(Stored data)
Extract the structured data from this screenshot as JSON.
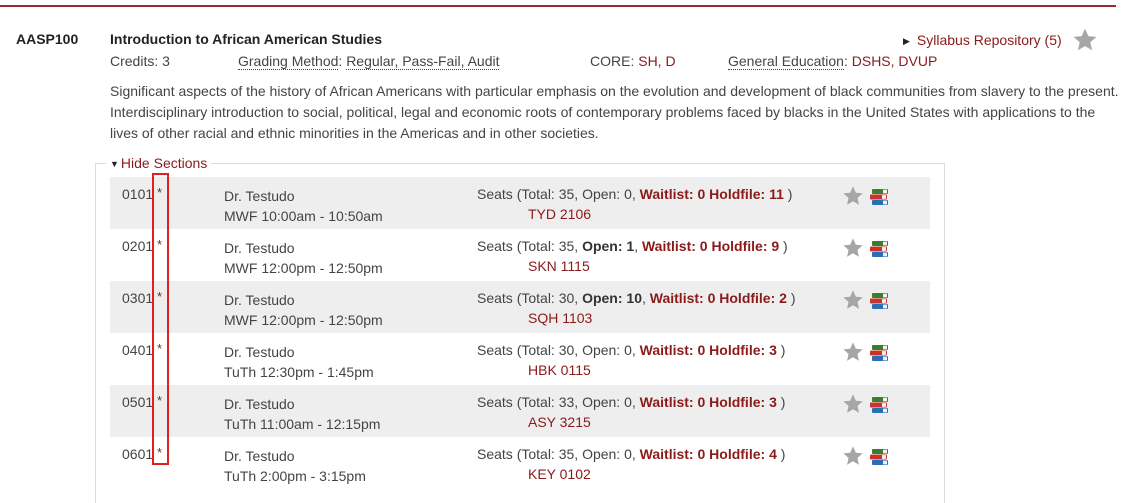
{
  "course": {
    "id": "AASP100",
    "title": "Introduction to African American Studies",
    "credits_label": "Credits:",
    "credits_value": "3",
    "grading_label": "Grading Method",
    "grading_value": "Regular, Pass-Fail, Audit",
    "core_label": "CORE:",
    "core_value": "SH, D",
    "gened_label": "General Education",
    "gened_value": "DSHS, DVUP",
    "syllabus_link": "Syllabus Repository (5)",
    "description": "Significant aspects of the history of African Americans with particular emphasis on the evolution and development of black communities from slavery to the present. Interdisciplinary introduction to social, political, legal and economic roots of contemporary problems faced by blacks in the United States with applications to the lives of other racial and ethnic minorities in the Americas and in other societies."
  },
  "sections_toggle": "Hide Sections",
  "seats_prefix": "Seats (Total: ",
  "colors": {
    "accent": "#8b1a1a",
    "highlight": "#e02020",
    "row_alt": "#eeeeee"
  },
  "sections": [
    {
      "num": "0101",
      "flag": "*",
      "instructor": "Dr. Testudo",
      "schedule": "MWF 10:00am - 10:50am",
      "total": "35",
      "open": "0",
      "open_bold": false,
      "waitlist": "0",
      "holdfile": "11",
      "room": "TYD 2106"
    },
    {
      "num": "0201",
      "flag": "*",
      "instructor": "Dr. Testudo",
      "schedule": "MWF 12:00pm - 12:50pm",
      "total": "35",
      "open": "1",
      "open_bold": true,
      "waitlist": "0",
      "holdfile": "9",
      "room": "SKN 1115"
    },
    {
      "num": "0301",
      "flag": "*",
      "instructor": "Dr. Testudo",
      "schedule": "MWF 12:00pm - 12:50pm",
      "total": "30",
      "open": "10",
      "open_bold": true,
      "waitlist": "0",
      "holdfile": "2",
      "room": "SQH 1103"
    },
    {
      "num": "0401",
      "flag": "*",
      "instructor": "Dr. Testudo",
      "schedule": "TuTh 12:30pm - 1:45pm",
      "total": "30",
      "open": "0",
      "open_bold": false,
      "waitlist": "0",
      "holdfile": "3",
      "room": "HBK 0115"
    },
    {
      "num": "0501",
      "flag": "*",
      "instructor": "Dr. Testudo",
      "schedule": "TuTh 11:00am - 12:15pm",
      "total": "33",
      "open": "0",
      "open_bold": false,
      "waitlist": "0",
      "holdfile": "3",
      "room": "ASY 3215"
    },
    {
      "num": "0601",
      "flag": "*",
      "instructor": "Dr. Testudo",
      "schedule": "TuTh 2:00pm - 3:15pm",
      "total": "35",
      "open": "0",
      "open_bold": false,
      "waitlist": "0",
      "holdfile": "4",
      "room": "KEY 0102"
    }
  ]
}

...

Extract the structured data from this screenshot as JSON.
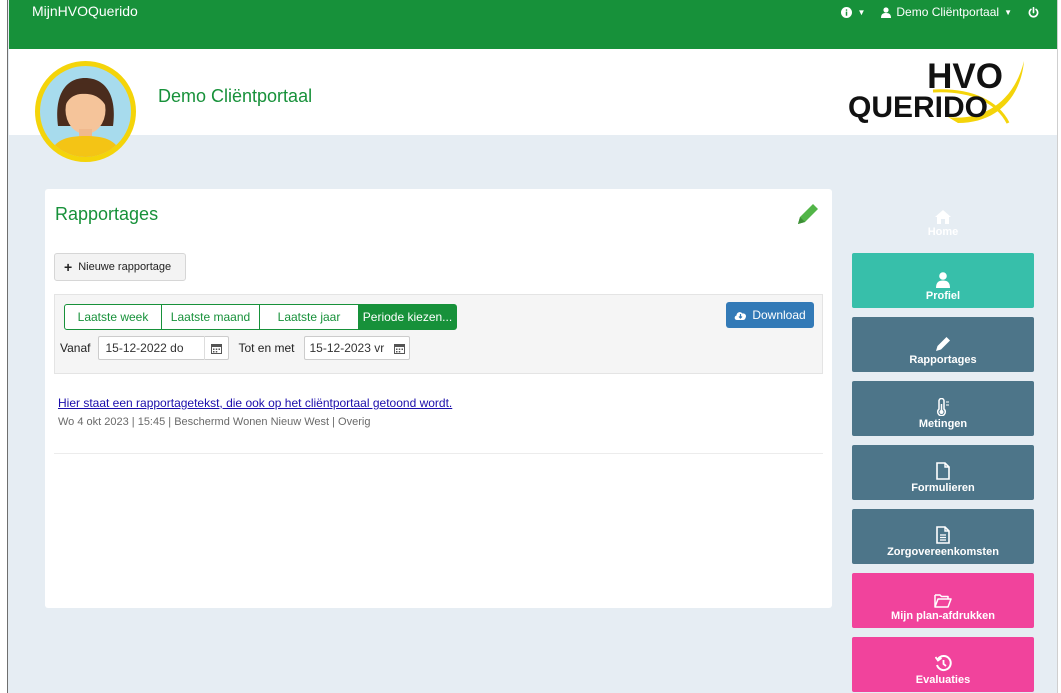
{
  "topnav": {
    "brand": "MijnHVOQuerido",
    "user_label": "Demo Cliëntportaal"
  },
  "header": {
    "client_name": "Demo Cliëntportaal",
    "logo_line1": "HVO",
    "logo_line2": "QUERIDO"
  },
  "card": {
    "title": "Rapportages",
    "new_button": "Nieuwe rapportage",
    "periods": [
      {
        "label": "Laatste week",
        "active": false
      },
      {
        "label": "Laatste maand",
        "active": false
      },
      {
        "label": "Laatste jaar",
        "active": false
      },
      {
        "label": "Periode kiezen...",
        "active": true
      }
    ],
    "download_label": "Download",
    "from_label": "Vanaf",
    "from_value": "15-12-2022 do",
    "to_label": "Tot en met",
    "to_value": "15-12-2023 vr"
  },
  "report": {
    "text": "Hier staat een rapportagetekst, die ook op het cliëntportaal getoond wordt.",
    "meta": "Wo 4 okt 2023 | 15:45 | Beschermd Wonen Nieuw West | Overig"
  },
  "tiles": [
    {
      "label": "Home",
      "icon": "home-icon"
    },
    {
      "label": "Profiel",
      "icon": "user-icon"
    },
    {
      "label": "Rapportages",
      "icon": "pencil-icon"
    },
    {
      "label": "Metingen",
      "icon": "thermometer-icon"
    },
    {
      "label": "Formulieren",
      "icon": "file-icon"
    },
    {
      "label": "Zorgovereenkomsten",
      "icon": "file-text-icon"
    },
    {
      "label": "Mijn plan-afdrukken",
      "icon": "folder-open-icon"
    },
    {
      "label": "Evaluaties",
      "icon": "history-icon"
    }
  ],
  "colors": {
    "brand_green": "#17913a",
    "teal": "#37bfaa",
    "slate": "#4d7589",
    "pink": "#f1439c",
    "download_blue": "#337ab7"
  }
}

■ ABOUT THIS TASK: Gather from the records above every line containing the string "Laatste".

■ ANSWER BOX:
        "label": "Laatste week",
        "label": "Laatste maand",
        "label": "Laatste jaar",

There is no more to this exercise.